(Extracted data)

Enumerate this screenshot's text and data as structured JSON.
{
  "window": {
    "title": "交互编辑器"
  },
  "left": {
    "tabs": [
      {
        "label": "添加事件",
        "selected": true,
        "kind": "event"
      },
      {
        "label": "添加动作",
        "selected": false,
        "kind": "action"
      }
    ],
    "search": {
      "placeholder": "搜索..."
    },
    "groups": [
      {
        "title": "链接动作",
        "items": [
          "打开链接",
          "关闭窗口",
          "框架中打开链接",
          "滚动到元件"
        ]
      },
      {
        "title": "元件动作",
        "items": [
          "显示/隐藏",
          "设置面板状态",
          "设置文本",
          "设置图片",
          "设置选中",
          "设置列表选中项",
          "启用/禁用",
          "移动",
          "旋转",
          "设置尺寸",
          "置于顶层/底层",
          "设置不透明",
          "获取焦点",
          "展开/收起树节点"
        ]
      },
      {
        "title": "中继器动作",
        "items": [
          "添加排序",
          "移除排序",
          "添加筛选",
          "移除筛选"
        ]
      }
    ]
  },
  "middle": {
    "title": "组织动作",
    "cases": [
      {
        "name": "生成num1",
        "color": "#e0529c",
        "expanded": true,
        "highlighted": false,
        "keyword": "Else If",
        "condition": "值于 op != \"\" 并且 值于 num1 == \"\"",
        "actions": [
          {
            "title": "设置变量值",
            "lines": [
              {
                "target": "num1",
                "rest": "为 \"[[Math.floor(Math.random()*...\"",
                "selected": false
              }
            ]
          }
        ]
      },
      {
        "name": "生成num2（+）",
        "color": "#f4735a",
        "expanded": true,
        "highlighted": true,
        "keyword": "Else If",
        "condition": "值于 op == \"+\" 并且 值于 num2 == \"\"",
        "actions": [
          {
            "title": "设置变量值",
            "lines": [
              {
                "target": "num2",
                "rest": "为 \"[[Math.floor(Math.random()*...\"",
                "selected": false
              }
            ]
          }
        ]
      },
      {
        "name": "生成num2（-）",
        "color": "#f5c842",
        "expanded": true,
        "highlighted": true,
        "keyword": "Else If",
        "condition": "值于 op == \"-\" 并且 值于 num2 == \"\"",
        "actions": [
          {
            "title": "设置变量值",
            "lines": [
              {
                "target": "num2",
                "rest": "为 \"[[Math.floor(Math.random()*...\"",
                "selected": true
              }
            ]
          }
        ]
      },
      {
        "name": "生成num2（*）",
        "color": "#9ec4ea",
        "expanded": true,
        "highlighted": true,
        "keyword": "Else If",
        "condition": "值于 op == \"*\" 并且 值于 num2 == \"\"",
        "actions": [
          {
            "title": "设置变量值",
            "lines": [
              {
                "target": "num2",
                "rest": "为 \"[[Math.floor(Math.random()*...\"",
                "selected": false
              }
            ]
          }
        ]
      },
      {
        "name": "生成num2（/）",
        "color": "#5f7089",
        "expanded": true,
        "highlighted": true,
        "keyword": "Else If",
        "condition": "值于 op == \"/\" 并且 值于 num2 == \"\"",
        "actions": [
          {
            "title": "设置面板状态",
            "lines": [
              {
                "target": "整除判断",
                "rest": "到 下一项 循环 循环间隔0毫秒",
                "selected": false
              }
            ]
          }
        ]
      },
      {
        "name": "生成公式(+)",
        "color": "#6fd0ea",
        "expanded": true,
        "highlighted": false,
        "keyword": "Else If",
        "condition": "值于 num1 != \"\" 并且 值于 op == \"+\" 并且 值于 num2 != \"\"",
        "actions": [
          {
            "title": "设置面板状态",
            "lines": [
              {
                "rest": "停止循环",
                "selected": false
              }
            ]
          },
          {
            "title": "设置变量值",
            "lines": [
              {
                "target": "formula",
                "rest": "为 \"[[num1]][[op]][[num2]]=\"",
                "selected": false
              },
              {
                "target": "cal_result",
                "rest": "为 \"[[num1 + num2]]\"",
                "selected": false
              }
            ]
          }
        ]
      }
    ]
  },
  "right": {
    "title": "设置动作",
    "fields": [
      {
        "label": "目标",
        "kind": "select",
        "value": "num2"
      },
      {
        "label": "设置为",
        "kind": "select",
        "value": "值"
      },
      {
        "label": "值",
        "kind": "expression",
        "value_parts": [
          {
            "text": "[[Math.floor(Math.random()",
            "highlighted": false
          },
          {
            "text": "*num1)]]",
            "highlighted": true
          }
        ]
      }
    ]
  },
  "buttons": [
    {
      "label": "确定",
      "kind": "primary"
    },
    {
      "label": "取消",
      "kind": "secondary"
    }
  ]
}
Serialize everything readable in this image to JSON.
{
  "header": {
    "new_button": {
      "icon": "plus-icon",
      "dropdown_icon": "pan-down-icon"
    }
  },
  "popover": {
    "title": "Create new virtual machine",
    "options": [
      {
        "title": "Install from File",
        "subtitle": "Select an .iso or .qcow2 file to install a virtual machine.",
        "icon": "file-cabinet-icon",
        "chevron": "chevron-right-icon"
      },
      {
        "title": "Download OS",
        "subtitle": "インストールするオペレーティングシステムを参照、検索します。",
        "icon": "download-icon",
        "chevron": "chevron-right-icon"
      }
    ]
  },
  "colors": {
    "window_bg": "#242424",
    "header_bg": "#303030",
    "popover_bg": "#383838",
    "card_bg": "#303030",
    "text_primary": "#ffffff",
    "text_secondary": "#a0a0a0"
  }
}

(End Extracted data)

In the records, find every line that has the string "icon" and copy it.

- _Solution to this task_
      "icon": "plus-icon",
      "dropdown_icon": "pan-down-icon"
        "icon": "file-cabinet-icon",
        "chevron": "chevron-right-icon"
        "icon": "download-icon",
        "chevron": "chevron-right-icon"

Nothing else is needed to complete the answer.